What this task involves
Copy out all of the entries below without any change.

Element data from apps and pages
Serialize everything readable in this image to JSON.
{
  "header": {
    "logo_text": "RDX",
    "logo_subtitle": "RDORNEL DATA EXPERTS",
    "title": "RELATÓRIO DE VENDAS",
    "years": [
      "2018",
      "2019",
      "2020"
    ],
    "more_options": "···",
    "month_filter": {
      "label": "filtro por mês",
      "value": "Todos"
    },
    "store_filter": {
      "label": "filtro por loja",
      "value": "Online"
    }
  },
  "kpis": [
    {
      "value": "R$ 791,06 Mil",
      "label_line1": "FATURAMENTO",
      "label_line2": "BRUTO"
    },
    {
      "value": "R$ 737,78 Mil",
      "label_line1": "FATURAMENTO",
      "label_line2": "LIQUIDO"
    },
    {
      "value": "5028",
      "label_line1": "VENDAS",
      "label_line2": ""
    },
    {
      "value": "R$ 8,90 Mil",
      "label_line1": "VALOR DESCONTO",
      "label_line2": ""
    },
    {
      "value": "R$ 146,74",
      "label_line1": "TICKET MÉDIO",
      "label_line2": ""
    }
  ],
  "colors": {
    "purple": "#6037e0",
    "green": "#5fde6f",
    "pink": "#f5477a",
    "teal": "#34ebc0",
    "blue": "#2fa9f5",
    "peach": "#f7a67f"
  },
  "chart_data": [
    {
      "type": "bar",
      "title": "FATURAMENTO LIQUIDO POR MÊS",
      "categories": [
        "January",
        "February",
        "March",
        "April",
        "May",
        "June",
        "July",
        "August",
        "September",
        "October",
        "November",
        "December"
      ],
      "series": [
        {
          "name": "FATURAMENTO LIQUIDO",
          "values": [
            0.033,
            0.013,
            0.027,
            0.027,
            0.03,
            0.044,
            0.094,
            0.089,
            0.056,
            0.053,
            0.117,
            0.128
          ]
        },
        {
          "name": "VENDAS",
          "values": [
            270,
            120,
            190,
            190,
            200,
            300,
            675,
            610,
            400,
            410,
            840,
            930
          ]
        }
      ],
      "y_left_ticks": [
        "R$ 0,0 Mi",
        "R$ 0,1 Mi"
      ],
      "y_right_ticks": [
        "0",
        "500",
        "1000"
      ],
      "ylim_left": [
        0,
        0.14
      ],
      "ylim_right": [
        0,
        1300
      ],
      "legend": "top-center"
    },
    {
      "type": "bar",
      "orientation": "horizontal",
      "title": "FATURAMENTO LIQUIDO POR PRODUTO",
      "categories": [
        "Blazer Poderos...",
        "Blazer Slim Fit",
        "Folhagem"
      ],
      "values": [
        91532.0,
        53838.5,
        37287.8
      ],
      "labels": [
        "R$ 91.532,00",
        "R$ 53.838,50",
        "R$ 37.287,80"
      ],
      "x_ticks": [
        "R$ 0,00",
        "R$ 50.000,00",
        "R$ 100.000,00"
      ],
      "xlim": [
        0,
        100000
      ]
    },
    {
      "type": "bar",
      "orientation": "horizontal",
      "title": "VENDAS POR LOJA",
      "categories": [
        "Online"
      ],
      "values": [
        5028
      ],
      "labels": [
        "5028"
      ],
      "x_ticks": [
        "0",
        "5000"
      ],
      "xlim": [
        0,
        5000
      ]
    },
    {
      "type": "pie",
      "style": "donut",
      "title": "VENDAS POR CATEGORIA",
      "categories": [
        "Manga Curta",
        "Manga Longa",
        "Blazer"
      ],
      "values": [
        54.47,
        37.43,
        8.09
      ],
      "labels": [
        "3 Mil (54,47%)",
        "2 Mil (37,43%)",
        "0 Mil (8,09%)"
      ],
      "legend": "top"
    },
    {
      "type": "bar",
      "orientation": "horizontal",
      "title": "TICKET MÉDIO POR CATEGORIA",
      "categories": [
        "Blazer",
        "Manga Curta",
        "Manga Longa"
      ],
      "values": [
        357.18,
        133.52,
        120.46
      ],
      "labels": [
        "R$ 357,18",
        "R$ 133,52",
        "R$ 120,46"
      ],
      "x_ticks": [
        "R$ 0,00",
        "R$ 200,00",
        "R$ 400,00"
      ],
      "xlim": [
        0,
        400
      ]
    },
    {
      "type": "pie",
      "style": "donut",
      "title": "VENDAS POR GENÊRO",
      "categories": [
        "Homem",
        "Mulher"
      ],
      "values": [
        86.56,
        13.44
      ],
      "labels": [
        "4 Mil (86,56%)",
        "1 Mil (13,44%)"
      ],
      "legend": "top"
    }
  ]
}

Task output
Serialize everything readable in this image to JSON.
{
  "header": {
    "logo_text": "RDX",
    "logo_subtitle": "RDORNEL DATA EXPERTS",
    "title": "RELATÓRIO DE VENDAS",
    "years": [
      "2018",
      "2019",
      "2020"
    ],
    "more_options": "···",
    "month_filter": {
      "label": "filtro por mês",
      "value": "Todos"
    },
    "store_filter": {
      "label": "filtro por loja",
      "value": "Online"
    }
  },
  "kpis": [
    {
      "value": "R$ 791,06 Mil",
      "label_line1": "FATURAMENTO",
      "label_line2": "BRUTO"
    },
    {
      "value": "R$ 737,78 Mil",
      "label_line1": "FATURAMENTO",
      "label_line2": "LIQUIDO"
    },
    {
      "value": "5028",
      "label_line1": "VENDAS",
      "label_line2": ""
    },
    {
      "value": "R$ 8,90 Mil",
      "label_line1": "VALOR DESCONTO",
      "label_line2": ""
    },
    {
      "value": "R$ 146,74",
      "label_line1": "TICKET MÉDIO",
      "label_line2": ""
    }
  ],
  "colors": {
    "purple": "#6037e0",
    "green": "#5fde6f",
    "pink": "#f5477a",
    "teal": "#34ebc0",
    "blue": "#2fa9f5",
    "peach": "#f7a67f"
  },
  "chart_data": [
    {
      "type": "bar",
      "title": "FATURAMENTO LIQUIDO POR MÊS",
      "categories": [
        "January",
        "February",
        "March",
        "April",
        "May",
        "June",
        "July",
        "August",
        "September",
        "October",
        "November",
        "December"
      ],
      "series": [
        {
          "name": "FATURAMENTO LIQUIDO",
          "values": [
            0.033,
            0.013,
            0.027,
            0.027,
            0.03,
            0.044,
            0.094,
            0.089,
            0.056,
            0.053,
            0.117,
            0.128
          ]
        },
        {
          "name": "VENDAS",
          "values": [
            270,
            120,
            190,
            190,
            200,
            300,
            675,
            610,
            400,
            410,
            840,
            930
          ]
        }
      ],
      "y_left_ticks": [
        "R$ 0,0 Mi",
        "R$ 0,1 Mi"
      ],
      "y_right_ticks": [
        "0",
        "500",
        "1000"
      ],
      "ylim_left": [
        0,
        0.14
      ],
      "ylim_right": [
        0,
        1300
      ],
      "legend": "top-center"
    },
    {
      "type": "bar",
      "orientation": "horizontal",
      "title": "FATURAMENTO LIQUIDO POR PRODUTO",
      "categories": [
        "Blazer Poderos...",
        "Blazer Slim Fit",
        "Folhagem"
      ],
      "values": [
        91532.0,
        53838.5,
        37287.8
      ],
      "labels": [
        "R$ 91.532,00",
        "R$ 53.838,50",
        "R$ 37.287,80"
      ],
      "x_ticks": [
        "R$ 0,00",
        "R$ 50.000,00",
        "R$ 100.000,00"
      ],
      "xlim": [
        0,
        100000
      ]
    },
    {
      "type": "bar",
      "orientation": "horizontal",
      "title": "VENDAS POR LOJA",
      "categories": [
        "Online"
      ],
      "values": [
        5028
      ],
      "labels": [
        "5028"
      ],
      "x_ticks": [
        "0",
        "5000"
      ],
      "xlim": [
        0,
        5000
      ]
    },
    {
      "type": "pie",
      "style": "donut",
      "title": "VENDAS POR CATEGORIA",
      "categories": [
        "Manga Curta",
        "Manga Longa",
        "Blazer"
      ],
      "values": [
        54.47,
        37.43,
        8.09
      ],
      "labels": [
        "3 Mil (54,47%)",
        "2 Mil (37,43%)",
        "0 Mil (8,09%)"
      ],
      "legend": "top"
    },
    {
      "type": "bar",
      "orientation": "horizontal",
      "title": "TICKET MÉDIO POR CATEGORIA",
      "categories": [
        "Blazer",
        "Manga Curta",
        "Manga Longa"
      ],
      "values": [
        357.18,
        133.52,
        120.46
      ],
      "labels": [
        "R$ 357,18",
        "R$ 133,52",
        "R$ 120,46"
      ],
      "x_ticks": [
        "R$ 0,00",
        "R$ 200,00",
        "R$ 400,00"
      ],
      "xlim": [
        0,
        400
      ]
    },
    {
      "type": "pie",
      "style": "donut",
      "title": "VENDAS POR GENÊRO",
      "categories": [
        "Homem",
        "Mulher"
      ],
      "values": [
        86.56,
        13.44
      ],
      "labels": [
        "4 Mil (86,56%)",
        "1 Mil (13,44%)"
      ],
      "legend": "top"
    }
  ]
}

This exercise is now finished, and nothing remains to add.